◆ WORK TO COMPLETE ◆
Return every record below exactly as written, but leave out the pictures.

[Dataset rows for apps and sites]
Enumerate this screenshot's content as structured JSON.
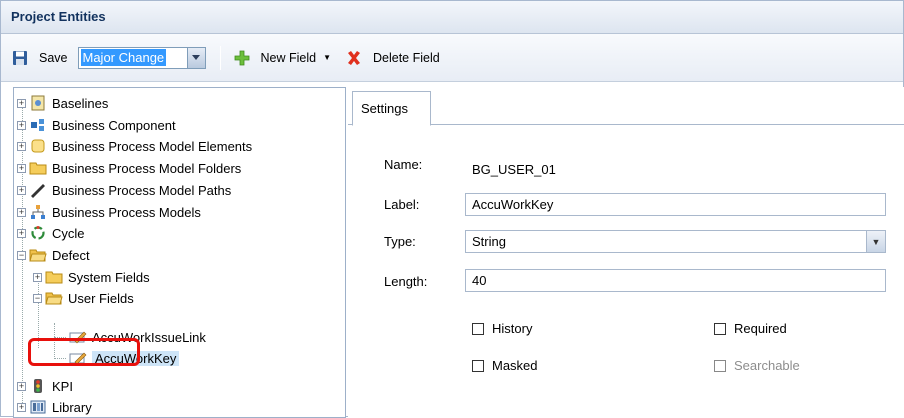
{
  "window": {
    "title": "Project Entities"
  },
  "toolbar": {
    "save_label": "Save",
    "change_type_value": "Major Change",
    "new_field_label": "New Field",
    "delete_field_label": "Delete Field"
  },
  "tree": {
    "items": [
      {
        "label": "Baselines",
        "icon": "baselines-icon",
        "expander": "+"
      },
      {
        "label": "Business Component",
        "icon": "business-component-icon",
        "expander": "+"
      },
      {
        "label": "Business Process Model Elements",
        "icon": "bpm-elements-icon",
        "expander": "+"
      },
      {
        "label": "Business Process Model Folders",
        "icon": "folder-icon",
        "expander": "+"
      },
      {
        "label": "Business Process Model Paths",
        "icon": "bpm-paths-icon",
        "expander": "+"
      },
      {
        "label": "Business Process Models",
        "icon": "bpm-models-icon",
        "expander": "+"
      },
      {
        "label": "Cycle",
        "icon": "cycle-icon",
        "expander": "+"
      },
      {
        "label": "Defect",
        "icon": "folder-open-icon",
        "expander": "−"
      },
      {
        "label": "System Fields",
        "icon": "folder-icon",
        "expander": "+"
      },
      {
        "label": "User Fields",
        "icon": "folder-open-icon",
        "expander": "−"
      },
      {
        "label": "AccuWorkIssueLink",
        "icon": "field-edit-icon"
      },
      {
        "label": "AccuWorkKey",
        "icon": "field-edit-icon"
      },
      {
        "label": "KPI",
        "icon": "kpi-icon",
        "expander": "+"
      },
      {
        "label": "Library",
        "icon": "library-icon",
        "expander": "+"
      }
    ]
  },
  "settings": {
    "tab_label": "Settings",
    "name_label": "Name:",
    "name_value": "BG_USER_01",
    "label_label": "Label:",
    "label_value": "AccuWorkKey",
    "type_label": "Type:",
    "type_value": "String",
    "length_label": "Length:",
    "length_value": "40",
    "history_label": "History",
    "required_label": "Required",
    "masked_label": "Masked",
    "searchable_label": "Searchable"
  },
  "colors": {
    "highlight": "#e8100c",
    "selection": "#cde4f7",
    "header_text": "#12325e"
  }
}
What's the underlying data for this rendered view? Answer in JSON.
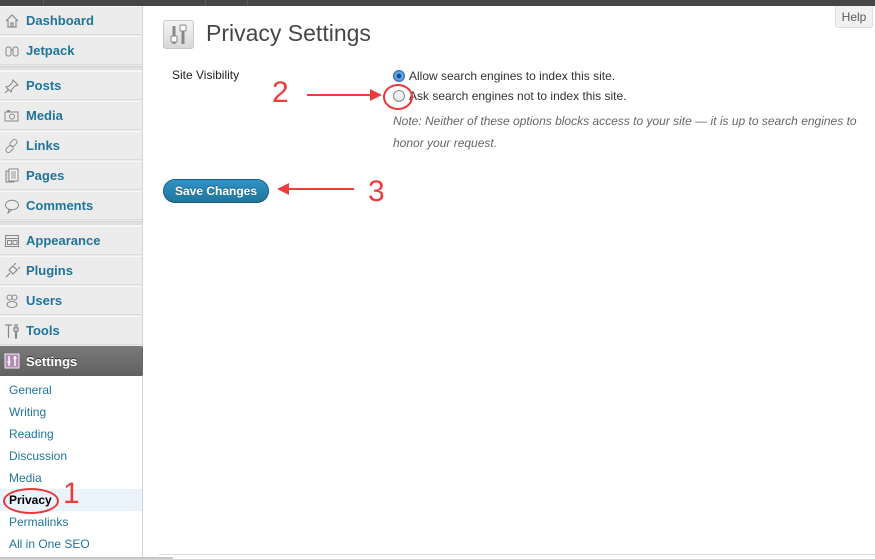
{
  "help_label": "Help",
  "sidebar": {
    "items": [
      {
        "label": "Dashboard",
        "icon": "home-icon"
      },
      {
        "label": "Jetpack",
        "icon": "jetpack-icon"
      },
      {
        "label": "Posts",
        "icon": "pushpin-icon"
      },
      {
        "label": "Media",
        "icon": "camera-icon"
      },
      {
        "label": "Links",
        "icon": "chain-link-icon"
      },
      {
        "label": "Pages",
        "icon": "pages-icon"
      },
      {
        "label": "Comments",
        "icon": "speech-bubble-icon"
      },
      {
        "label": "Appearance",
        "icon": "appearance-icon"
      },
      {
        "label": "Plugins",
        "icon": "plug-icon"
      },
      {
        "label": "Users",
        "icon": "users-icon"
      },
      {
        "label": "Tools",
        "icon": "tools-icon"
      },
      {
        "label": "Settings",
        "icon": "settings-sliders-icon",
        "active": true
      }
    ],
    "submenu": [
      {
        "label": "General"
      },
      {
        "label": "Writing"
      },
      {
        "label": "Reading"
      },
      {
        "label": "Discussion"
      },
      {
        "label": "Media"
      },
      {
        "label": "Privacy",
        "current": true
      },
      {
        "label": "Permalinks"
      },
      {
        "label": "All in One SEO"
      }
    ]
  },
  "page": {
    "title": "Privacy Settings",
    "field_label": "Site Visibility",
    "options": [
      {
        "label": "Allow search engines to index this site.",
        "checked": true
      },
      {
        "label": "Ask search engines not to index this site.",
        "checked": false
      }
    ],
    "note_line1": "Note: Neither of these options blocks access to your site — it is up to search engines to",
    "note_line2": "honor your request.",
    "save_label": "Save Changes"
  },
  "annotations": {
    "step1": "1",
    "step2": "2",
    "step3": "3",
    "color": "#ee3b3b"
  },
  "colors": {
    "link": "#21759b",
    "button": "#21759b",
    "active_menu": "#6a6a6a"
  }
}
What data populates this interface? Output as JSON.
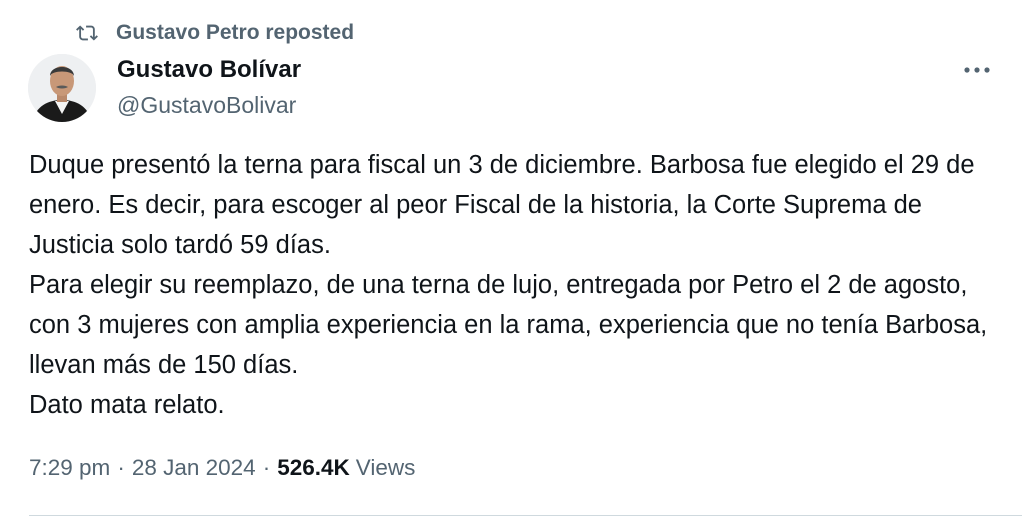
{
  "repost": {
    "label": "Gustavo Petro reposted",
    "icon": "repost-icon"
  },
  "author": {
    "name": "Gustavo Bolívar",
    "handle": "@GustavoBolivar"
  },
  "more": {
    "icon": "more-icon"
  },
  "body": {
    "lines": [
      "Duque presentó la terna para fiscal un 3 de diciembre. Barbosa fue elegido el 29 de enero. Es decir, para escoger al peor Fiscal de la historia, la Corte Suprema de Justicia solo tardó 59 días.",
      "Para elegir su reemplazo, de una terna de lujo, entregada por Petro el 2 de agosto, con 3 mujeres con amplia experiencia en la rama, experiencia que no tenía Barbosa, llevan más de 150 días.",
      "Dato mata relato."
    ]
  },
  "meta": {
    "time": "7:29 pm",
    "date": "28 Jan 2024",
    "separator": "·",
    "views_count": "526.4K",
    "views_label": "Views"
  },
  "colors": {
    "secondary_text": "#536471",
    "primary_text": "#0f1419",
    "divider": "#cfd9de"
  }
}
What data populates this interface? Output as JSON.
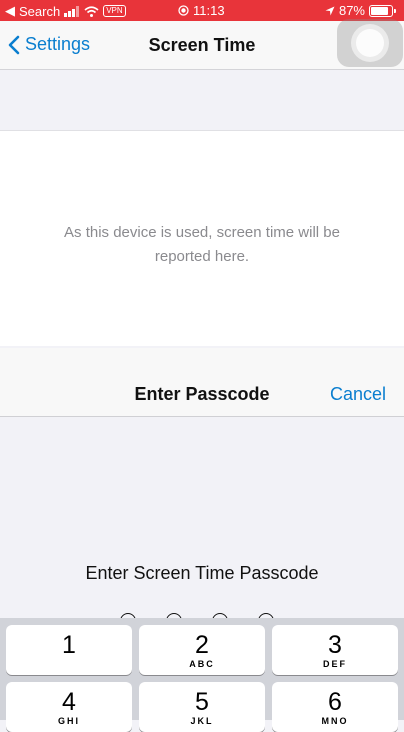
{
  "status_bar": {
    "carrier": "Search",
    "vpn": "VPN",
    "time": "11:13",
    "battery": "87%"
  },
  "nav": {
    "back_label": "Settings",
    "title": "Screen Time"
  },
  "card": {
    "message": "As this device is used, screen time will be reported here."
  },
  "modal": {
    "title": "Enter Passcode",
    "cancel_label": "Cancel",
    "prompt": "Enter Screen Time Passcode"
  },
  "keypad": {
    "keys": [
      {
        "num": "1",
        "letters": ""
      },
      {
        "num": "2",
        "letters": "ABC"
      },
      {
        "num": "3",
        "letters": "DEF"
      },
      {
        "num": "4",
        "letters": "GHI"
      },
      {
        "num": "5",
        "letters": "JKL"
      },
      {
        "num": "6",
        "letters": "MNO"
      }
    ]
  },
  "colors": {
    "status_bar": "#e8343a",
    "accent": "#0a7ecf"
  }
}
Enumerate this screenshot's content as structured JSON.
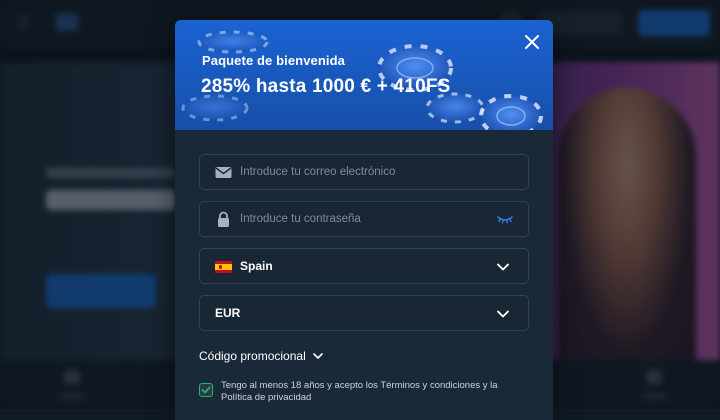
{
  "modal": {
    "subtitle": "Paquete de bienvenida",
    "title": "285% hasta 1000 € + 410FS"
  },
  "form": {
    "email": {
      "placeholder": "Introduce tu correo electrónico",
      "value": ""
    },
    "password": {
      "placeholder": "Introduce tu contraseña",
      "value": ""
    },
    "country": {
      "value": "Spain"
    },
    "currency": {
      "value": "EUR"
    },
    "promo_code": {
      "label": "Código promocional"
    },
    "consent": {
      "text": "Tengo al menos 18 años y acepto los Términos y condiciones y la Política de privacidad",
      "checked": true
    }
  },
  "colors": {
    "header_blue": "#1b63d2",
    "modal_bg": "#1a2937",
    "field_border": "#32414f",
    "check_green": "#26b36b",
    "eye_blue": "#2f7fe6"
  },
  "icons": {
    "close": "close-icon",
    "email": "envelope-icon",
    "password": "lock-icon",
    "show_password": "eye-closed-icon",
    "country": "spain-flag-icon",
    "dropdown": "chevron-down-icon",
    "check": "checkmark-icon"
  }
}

◆ ANSWER TO THIS PROBLEM ◆
Enumerate this screenshot's content as structured JSON.
{
  "window": {
    "title": "Project Entities"
  },
  "toolbar": {
    "save_label": "Save",
    "change_type_value": "Major Change",
    "new_field_label": "New Field",
    "delete_field_label": "Delete Field"
  },
  "tree": {
    "items": [
      {
        "label": "Baselines",
        "icon": "baselines-icon",
        "expander": "+"
      },
      {
        "label": "Business Component",
        "icon": "business-component-icon",
        "expander": "+"
      },
      {
        "label": "Business Process Model Elements",
        "icon": "bpm-elements-icon",
        "expander": "+"
      },
      {
        "label": "Business Process Model Folders",
        "icon": "folder-icon",
        "expander": "+"
      },
      {
        "label": "Business Process Model Paths",
        "icon": "bpm-paths-icon",
        "expander": "+"
      },
      {
        "label": "Business Process Models",
        "icon": "bpm-models-icon",
        "expander": "+"
      },
      {
        "label": "Cycle",
        "icon": "cycle-icon",
        "expander": "+"
      },
      {
        "label": "Defect",
        "icon": "folder-open-icon",
        "expander": "−"
      },
      {
        "label": "System Fields",
        "icon": "folder-icon",
        "expander": "+"
      },
      {
        "label": "User Fields",
        "icon": "folder-open-icon",
        "expander": "−"
      },
      {
        "label": "AccuWorkIssueLink",
        "icon": "field-edit-icon"
      },
      {
        "label": "AccuWorkKey",
        "icon": "field-edit-icon"
      },
      {
        "label": "KPI",
        "icon": "kpi-icon",
        "expander": "+"
      },
      {
        "label": "Library",
        "icon": "library-icon",
        "expander": "+"
      }
    ]
  },
  "settings": {
    "tab_label": "Settings",
    "name_label": "Name:",
    "name_value": "BG_USER_01",
    "label_label": "Label:",
    "label_value": "AccuWorkKey",
    "type_label": "Type:",
    "type_value": "String",
    "length_label": "Length:",
    "length_value": "40",
    "history_label": "History",
    "required_label": "Required",
    "masked_label": "Masked",
    "searchable_label": "Searchable"
  },
  "colors": {
    "highlight": "#e8100c",
    "selection": "#cde4f7",
    "header_text": "#12325e"
  }
}
What's the underlying data for this rendered view? Answer in JSON.
{
  "help_label": "Help",
  "sidebar": {
    "items": [
      {
        "label": "Dashboard",
        "icon": "home-icon"
      },
      {
        "label": "Jetpack",
        "icon": "jetpack-icon"
      },
      {
        "label": "Posts",
        "icon": "pushpin-icon"
      },
      {
        "label": "Media",
        "icon": "camera-icon"
      },
      {
        "label": "Links",
        "icon": "chain-link-icon"
      },
      {
        "label": "Pages",
        "icon": "pages-icon"
      },
      {
        "label": "Comments",
        "icon": "speech-bubble-icon"
      },
      {
        "label": "Appearance",
        "icon": "appearance-icon"
      },
      {
        "label": "Plugins",
        "icon": "plug-icon"
      },
      {
        "label": "Users",
        "icon": "users-icon"
      },
      {
        "label": "Tools",
        "icon": "tools-icon"
      },
      {
        "label": "Settings",
        "icon": "settings-sliders-icon",
        "active": true
      }
    ],
    "submenu": [
      {
        "label": "General"
      },
      {
        "label": "Writing"
      },
      {
        "label": "Reading"
      },
      {
        "label": "Discussion"
      },
      {
        "label": "Media"
      },
      {
        "label": "Privacy",
        "current": true
      },
      {
        "label": "Permalinks"
      },
      {
        "label": "All in One SEO"
      }
    ]
  },
  "page": {
    "title": "Privacy Settings",
    "field_label": "Site Visibility",
    "options": [
      {
        "label": "Allow search engines to index this site.",
        "checked": true
      },
      {
        "label": "Ask search engines not to index this site.",
        "checked": false
      }
    ],
    "note_line1": "Note: Neither of these options blocks access to your site — it is up to search engines to",
    "note_line2": "honor your request.",
    "save_label": "Save Changes"
  },
  "annotations": {
    "step1": "1",
    "step2": "2",
    "step3": "3",
    "color": "#ee3b3b"
  },
  "colors": {
    "link": "#21759b",
    "button": "#21759b",
    "active_menu": "#6a6a6a"
  }
}
What data populates this interface? Output as JSON.
{
  "repost": {
    "label": "Gustavo Petro reposted",
    "icon": "repost-icon"
  },
  "author": {
    "name": "Gustavo Bolívar",
    "handle": "@GustavoBolivar"
  },
  "more": {
    "icon": "more-icon"
  },
  "body": {
    "lines": [
      "Duque presentó la terna para fiscal un 3 de diciembre. Barbosa fue elegido el 29 de enero. Es decir, para escoger al peor Fiscal de la historia, la Corte Suprema de Justicia solo tardó 59 días.",
      "Para elegir su reemplazo, de una terna de lujo, entregada por Petro el 2 de agosto, con 3 mujeres con amplia experiencia en la rama, experiencia que no tenía Barbosa, llevan más de 150 días.",
      "Dato mata relato."
    ]
  },
  "meta": {
    "time": "7:29 pm",
    "date": "28 Jan 2024",
    "separator": "·",
    "views_count": "526.4K",
    "views_label": "Views"
  },
  "colors": {
    "secondary_text": "#536471",
    "primary_text": "#0f1419",
    "divider": "#cfd9de"
  }
}
What data populates this interface? Output as JSON.
{
  "status_bar": {
    "carrier": "Search",
    "vpn": "VPN",
    "time": "11:13",
    "battery": "87%"
  },
  "nav": {
    "back_label": "Settings",
    "title": "Screen Time"
  },
  "card": {
    "message": "As this device is used, screen time will be reported here."
  },
  "modal": {
    "title": "Enter Passcode",
    "cancel_label": "Cancel",
    "prompt": "Enter Screen Time Passcode"
  },
  "keypad": {
    "keys": [
      {
        "num": "1",
        "letters": ""
      },
      {
        "num": "2",
        "letters": "ABC"
      },
      {
        "num": "3",
        "letters": "DEF"
      },
      {
        "num": "4",
        "letters": "GHI"
      },
      {
        "num": "5",
        "letters": "JKL"
      },
      {
        "num": "6",
        "letters": "MNO"
      }
    ]
  },
  "colors": {
    "status_bar": "#e8343a",
    "accent": "#0a7ecf"
  }
}
Enumerate this screenshot's content as structured JSON.
{
  "modal": {
    "subtitle": "Paquete de bienvenida",
    "title": "285% hasta 1000 € + 410FS"
  },
  "form": {
    "email": {
      "placeholder": "Introduce tu correo electrónico",
      "value": ""
    },
    "password": {
      "placeholder": "Introduce tu contraseña",
      "value": ""
    },
    "country": {
      "value": "Spain"
    },
    "currency": {
      "value": "EUR"
    },
    "promo_code": {
      "label": "Código promocional"
    },
    "consent": {
      "text": "Tengo al menos 18 años y acepto los Términos y condiciones y la Política de privacidad",
      "checked": true
    }
  },
  "colors": {
    "header_blue": "#1b63d2",
    "modal_bg": "#1a2937",
    "field_border": "#32414f",
    "check_green": "#26b36b",
    "eye_blue": "#2f7fe6"
  },
  "icons": {
    "close": "close-icon",
    "email": "envelope-icon",
    "password": "lock-icon",
    "show_password": "eye-closed-icon",
    "country": "spain-flag-icon",
    "dropdown": "chevron-down-icon",
    "check": "checkmark-icon"
  }
}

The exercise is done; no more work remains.